───── Data for this exercise ─────

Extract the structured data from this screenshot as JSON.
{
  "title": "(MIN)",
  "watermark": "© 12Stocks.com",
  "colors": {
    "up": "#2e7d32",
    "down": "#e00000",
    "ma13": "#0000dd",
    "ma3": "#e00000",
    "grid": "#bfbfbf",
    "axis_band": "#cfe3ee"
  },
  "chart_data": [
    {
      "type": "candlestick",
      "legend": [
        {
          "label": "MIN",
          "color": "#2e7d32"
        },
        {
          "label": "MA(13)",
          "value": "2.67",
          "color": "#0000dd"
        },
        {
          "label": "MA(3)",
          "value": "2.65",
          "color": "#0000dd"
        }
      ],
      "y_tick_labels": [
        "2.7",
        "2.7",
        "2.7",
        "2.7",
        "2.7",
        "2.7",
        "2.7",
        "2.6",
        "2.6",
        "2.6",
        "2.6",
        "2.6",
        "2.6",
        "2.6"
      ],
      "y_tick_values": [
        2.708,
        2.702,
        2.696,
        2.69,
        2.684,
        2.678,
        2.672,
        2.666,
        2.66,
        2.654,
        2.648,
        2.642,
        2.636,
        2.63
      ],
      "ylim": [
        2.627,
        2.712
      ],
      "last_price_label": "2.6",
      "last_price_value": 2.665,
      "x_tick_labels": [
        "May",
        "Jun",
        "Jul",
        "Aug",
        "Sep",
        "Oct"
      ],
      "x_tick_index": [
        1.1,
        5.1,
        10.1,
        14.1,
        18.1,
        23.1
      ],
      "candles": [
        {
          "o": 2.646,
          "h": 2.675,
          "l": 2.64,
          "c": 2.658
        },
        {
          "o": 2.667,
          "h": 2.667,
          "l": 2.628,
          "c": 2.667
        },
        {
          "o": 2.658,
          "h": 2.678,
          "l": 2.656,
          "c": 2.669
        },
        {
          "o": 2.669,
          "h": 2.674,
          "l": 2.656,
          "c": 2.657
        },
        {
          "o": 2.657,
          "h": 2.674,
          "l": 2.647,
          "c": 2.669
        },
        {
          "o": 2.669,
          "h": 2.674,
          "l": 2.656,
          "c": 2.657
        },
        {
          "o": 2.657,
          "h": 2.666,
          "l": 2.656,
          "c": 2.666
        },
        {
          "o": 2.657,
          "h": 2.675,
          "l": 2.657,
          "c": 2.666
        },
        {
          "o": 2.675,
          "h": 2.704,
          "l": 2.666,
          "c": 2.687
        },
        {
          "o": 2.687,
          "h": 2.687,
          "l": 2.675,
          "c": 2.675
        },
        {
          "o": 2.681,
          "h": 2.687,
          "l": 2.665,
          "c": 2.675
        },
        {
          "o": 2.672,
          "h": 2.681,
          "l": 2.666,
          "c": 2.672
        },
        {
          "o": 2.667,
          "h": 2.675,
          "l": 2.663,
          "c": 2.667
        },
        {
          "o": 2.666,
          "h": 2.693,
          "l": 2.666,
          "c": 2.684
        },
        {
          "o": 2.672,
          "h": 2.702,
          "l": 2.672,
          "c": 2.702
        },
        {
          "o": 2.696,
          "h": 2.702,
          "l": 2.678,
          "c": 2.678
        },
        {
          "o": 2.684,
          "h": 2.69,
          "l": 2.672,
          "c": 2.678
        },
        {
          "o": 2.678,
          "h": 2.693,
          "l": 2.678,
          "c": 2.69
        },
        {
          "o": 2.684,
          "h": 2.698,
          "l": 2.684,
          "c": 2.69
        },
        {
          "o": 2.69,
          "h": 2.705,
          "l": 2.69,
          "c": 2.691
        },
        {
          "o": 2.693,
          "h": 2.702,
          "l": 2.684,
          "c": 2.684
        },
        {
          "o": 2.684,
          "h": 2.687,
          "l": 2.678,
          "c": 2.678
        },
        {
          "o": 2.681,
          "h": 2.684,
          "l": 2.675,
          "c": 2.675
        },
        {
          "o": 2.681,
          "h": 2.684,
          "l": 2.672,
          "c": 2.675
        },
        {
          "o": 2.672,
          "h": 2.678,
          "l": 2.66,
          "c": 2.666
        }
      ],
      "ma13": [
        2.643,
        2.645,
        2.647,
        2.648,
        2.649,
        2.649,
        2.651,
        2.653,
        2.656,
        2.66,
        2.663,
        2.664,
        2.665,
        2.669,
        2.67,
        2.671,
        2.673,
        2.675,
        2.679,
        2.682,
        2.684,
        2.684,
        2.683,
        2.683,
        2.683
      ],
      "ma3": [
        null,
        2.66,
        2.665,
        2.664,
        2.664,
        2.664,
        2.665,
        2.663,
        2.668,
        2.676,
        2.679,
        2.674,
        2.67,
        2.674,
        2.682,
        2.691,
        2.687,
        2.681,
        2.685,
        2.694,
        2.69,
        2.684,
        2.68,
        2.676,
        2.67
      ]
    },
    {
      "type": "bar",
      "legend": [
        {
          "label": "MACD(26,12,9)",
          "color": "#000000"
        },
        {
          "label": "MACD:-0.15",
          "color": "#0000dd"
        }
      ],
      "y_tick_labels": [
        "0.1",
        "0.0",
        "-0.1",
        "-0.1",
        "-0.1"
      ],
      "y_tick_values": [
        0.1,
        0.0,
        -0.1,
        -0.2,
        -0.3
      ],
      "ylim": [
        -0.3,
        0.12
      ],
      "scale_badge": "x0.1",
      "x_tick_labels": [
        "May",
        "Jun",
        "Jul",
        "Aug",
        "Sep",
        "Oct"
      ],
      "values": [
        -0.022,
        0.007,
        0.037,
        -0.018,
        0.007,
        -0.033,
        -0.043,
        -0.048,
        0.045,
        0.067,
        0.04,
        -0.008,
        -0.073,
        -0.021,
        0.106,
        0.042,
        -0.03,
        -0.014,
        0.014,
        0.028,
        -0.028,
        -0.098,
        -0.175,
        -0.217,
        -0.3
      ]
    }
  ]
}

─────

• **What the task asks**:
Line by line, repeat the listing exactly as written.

• **Task output**:
Extract the structured data from this screenshot as JSON.
{
  "title": "(MIN)",
  "watermark": "© 12Stocks.com",
  "colors": {
    "up": "#2e7d32",
    "down": "#e00000",
    "ma13": "#0000dd",
    "ma3": "#e00000",
    "grid": "#bfbfbf",
    "axis_band": "#cfe3ee"
  },
  "chart_data": [
    {
      "type": "candlestick",
      "legend": [
        {
          "label": "MIN",
          "color": "#2e7d32"
        },
        {
          "label": "MA(13)",
          "value": "2.67",
          "color": "#0000dd"
        },
        {
          "label": "MA(3)",
          "value": "2.65",
          "color": "#0000dd"
        }
      ],
      "y_tick_labels": [
        "2.7",
        "2.7",
        "2.7",
        "2.7",
        "2.7",
        "2.7",
        "2.7",
        "2.6",
        "2.6",
        "2.6",
        "2.6",
        "2.6",
        "2.6",
        "2.6"
      ],
      "y_tick_values": [
        2.708,
        2.702,
        2.696,
        2.69,
        2.684,
        2.678,
        2.672,
        2.666,
        2.66,
        2.654,
        2.648,
        2.642,
        2.636,
        2.63
      ],
      "ylim": [
        2.627,
        2.712
      ],
      "last_price_label": "2.6",
      "last_price_value": 2.665,
      "x_tick_labels": [
        "May",
        "Jun",
        "Jul",
        "Aug",
        "Sep",
        "Oct"
      ],
      "x_tick_index": [
        1.1,
        5.1,
        10.1,
        14.1,
        18.1,
        23.1
      ],
      "candles": [
        {
          "o": 2.646,
          "h": 2.675,
          "l": 2.64,
          "c": 2.658
        },
        {
          "o": 2.667,
          "h": 2.667,
          "l": 2.628,
          "c": 2.667
        },
        {
          "o": 2.658,
          "h": 2.678,
          "l": 2.656,
          "c": 2.669
        },
        {
          "o": 2.669,
          "h": 2.674,
          "l": 2.656,
          "c": 2.657
        },
        {
          "o": 2.657,
          "h": 2.674,
          "l": 2.647,
          "c": 2.669
        },
        {
          "o": 2.669,
          "h": 2.674,
          "l": 2.656,
          "c": 2.657
        },
        {
          "o": 2.657,
          "h": 2.666,
          "l": 2.656,
          "c": 2.666
        },
        {
          "o": 2.657,
          "h": 2.675,
          "l": 2.657,
          "c": 2.666
        },
        {
          "o": 2.675,
          "h": 2.704,
          "l": 2.666,
          "c": 2.687
        },
        {
          "o": 2.687,
          "h": 2.687,
          "l": 2.675,
          "c": 2.675
        },
        {
          "o": 2.681,
          "h": 2.687,
          "l": 2.665,
          "c": 2.675
        },
        {
          "o": 2.672,
          "h": 2.681,
          "l": 2.666,
          "c": 2.672
        },
        {
          "o": 2.667,
          "h": 2.675,
          "l": 2.663,
          "c": 2.667
        },
        {
          "o": 2.666,
          "h": 2.693,
          "l": 2.666,
          "c": 2.684
        },
        {
          "o": 2.672,
          "h": 2.702,
          "l": 2.672,
          "c": 2.702
        },
        {
          "o": 2.696,
          "h": 2.702,
          "l": 2.678,
          "c": 2.678
        },
        {
          "o": 2.684,
          "h": 2.69,
          "l": 2.672,
          "c": 2.678
        },
        {
          "o": 2.678,
          "h": 2.693,
          "l": 2.678,
          "c": 2.69
        },
        {
          "o": 2.684,
          "h": 2.698,
          "l": 2.684,
          "c": 2.69
        },
        {
          "o": 2.69,
          "h": 2.705,
          "l": 2.69,
          "c": 2.691
        },
        {
          "o": 2.693,
          "h": 2.702,
          "l": 2.684,
          "c": 2.684
        },
        {
          "o": 2.684,
          "h": 2.687,
          "l": 2.678,
          "c": 2.678
        },
        {
          "o": 2.681,
          "h": 2.684,
          "l": 2.675,
          "c": 2.675
        },
        {
          "o": 2.681,
          "h": 2.684,
          "l": 2.672,
          "c": 2.675
        },
        {
          "o": 2.672,
          "h": 2.678,
          "l": 2.66,
          "c": 2.666
        }
      ],
      "ma13": [
        2.643,
        2.645,
        2.647,
        2.648,
        2.649,
        2.649,
        2.651,
        2.653,
        2.656,
        2.66,
        2.663,
        2.664,
        2.665,
        2.669,
        2.67,
        2.671,
        2.673,
        2.675,
        2.679,
        2.682,
        2.684,
        2.684,
        2.683,
        2.683,
        2.683
      ],
      "ma3": [
        null,
        2.66,
        2.665,
        2.664,
        2.664,
        2.664,
        2.665,
        2.663,
        2.668,
        2.676,
        2.679,
        2.674,
        2.67,
        2.674,
        2.682,
        2.691,
        2.687,
        2.681,
        2.685,
        2.694,
        2.69,
        2.684,
        2.68,
        2.676,
        2.67
      ]
    },
    {
      "type": "bar",
      "legend": [
        {
          "label": "MACD(26,12,9)",
          "color": "#000000"
        },
        {
          "label": "MACD:-0.15",
          "color": "#0000dd"
        }
      ],
      "y_tick_labels": [
        "0.1",
        "0.0",
        "-0.1",
        "-0.1",
        "-0.1"
      ],
      "y_tick_values": [
        0.1,
        0.0,
        -0.1,
        -0.2,
        -0.3
      ],
      "ylim": [
        -0.3,
        0.12
      ],
      "scale_badge": "x0.1",
      "x_tick_labels": [
        "May",
        "Jun",
        "Jul",
        "Aug",
        "Sep",
        "Oct"
      ],
      "values": [
        -0.022,
        0.007,
        0.037,
        -0.018,
        0.007,
        -0.033,
        -0.043,
        -0.048,
        0.045,
        0.067,
        0.04,
        -0.008,
        -0.073,
        -0.021,
        0.106,
        0.042,
        -0.03,
        -0.014,
        0.014,
        0.028,
        -0.028,
        -0.098,
        -0.175,
        -0.217,
        -0.3
      ]
    }
  ]
}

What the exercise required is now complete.